The lunging is always a very interesting phase in the licensing process as the handlers are the ones who either reveal or hide the flaws. I've heard complaints about the lunging at the Hanoverian licensing in Verden, and in Vechta there were also a few who thought that they way to go was extended trot and canter non stop. The poor youngsters were chased forwards as if there was no tomorrow. The naughty-cheeky stallions, on the other hand, were lunged on 10 meter circles instead of 20 meters to keep them "in line".. And then you had a bunch of horses that as soon as you put the side reins on, they loose all flash in their gaits; the shoulder freedom disappears and the hindleg no longer carries (nor pushes).

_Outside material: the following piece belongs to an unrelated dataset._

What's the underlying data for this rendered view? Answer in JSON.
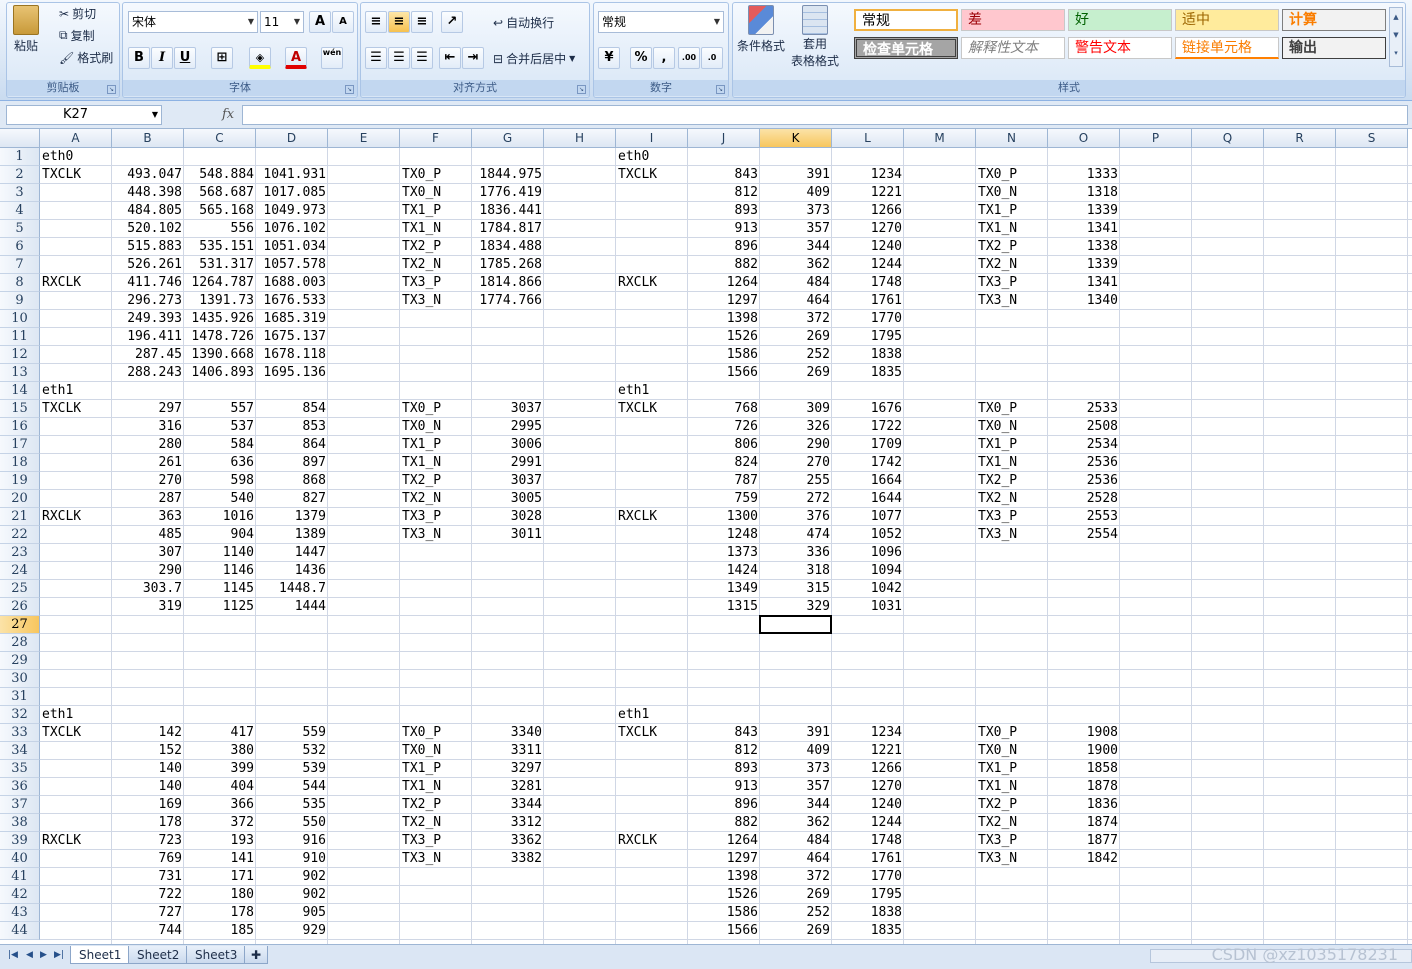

This year there were three stand-out horses on the lunge line and there were a few more than looked interesting but I want to see them in freedom first before I take on a firm opinion on their quality. There was a large group of athletic, modern looking sport horses that simply did not have the sire-quality. That does not make them bad horses. I think I might have seen only one or two colts that I really disliked. Several horses had weak top lines though and year after year you realize that these babies are way too young. Unfortunately the German breed societies lack the balls (what a figure of speech for a licensing) to postpone the licensing until the colts are at least three. They just need to be brave to skip one year (and manage their cash flow to overcome that period) and present three year olds in October or November.. And for a transition period, they could even move the licensing to April first and the next year back to October/November. It is such a no brainer to me.

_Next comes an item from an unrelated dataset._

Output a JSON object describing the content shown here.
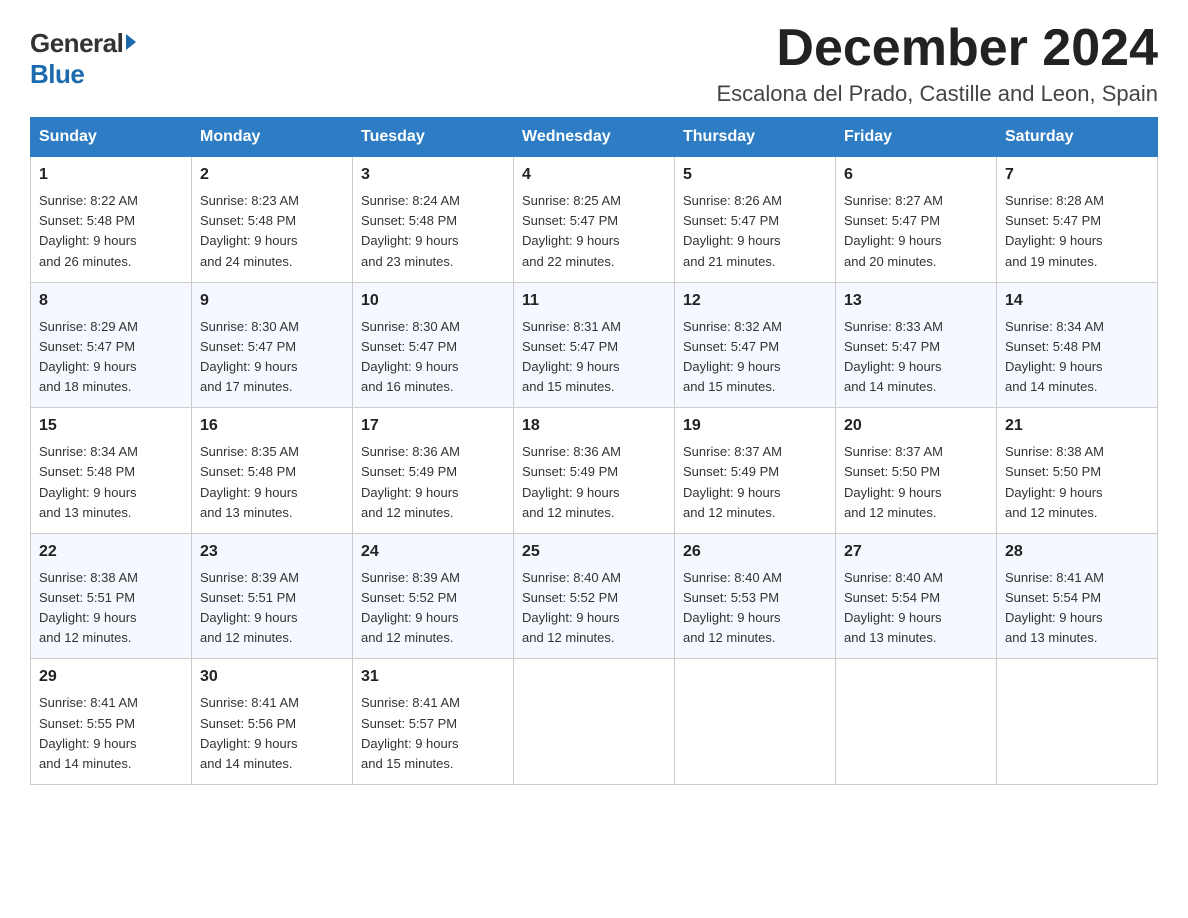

My favourites so far are the Don Schufro x Stedinger, the Diamond Hit x Furst Heinrich and the cheeky Grey Flanell x Licotus. I was also interested in Morricone's full brother, who is quite compact, and the Wild Child x Florencio appeared very sympathetic but I want to see those in freedom first.
I must admit I was a bit disappointed by the Finest and Governor offspring. Finest clearly stamps his offspring lookswise: especially their head and necks are very much like daddy, pretty faces but heavy necks. In movement I didn't really see an engaged and carrying hindleg. I do wonder if they would make nice sport horses though, but as this is Finest's first crop the youngsters will only go under saddle in 2018. I love Governor's bloodline and even though he is a bit ponyesque himself, I do like the way he moves. Unfortunately the two Governors in Vechta had weak top lines and looked a bit in two pieces..

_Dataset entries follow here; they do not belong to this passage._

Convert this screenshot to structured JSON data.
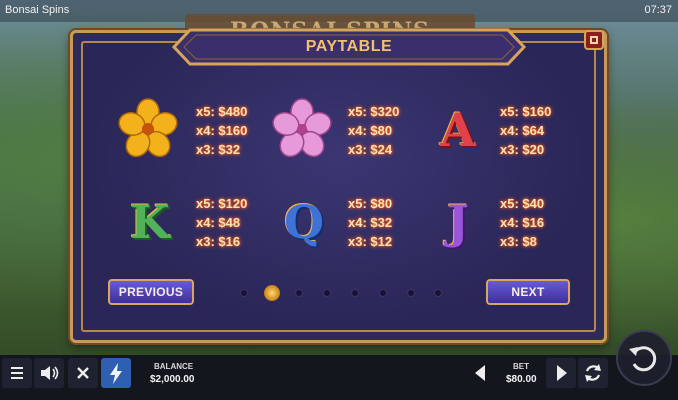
{
  "header": {
    "game_title": "Bonsai Spins",
    "clock": "07:37",
    "logo_text": "BONSAI SPINS"
  },
  "paytable": {
    "title": "PAYTABLE",
    "symbols": [
      {
        "name": "yellow-flower",
        "pays": [
          "x5: $480",
          "x4: $160",
          "x3: $32"
        ]
      },
      {
        "name": "pink-flower",
        "pays": [
          "x5: $320",
          "x4: $80",
          "x3: $24"
        ]
      },
      {
        "name": "A",
        "pays": [
          "x5: $160",
          "x4: $64",
          "x3: $20"
        ]
      },
      {
        "name": "K",
        "pays": [
          "x5: $120",
          "x4: $48",
          "x3: $16"
        ]
      },
      {
        "name": "Q",
        "pays": [
          "x5: $80",
          "x4: $32",
          "x3: $12"
        ]
      },
      {
        "name": "J",
        "pays": [
          "x5: $40",
          "x4: $16",
          "x3: $8"
        ]
      }
    ],
    "previous_label": "PREVIOUS",
    "next_label": "NEXT",
    "pages_total": 8,
    "current_page": 2
  },
  "bottom_bar": {
    "menu_icon": "hamburger-icon",
    "sound_icon": "speaker-icon",
    "close_icon": "x-icon",
    "turbo_icon": "lightning-icon",
    "balance_label": "BALANCE",
    "balance_value": "$2,000.00",
    "bet_label": "BET",
    "bet_value": "$80.00",
    "autoplay_icon": "refresh-icon"
  },
  "colors": {
    "panel": "#2e2a5a",
    "gold_frame": "#c89a5a",
    "payout_glow": "#ff6a1a",
    "button_purple": "#5a4acb"
  }
}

After the lunging I drove to the Schockemohle tack store to browse the shop and have a nibble. The store owners were clever to do a late night opening for all the licensing spectators and offered wine and cheese to draw them in. Afterwards I had dinner with the Americans at Restaurant Stratmanns. It is always a pleasure to catch up with Holly Simensen, the liaison for the Oldenburg Verband in the U.S.A., who each time has a different rescue dog in tow. For years she has been joined by Nancy Holowesko, Mo Swanson, and Jen Vanover, who are always keen on putting their finger on the pulse of what's happening on the German breeding scene.
By 23h00 I drove to my hotel because I still hadn't checked in. When I arrived there, I realized I had messed up the dates of my reservation (something very unusual for me) so I didn't make a fuss about the fact that they did not have a room for me. The hotel owner called a neighbouring hotel which still had a single room so I drove there and checked in. As I walked up the stairs and looked into the corridor of the first floor I immediately made the association with the hotel of The Shining. Brrr. It is so retro that it is scary. Nonetheless, it was just for one night and the bed and bathroom looked clean, so no complaints. Tomorrow is another day!
by Astrid Appels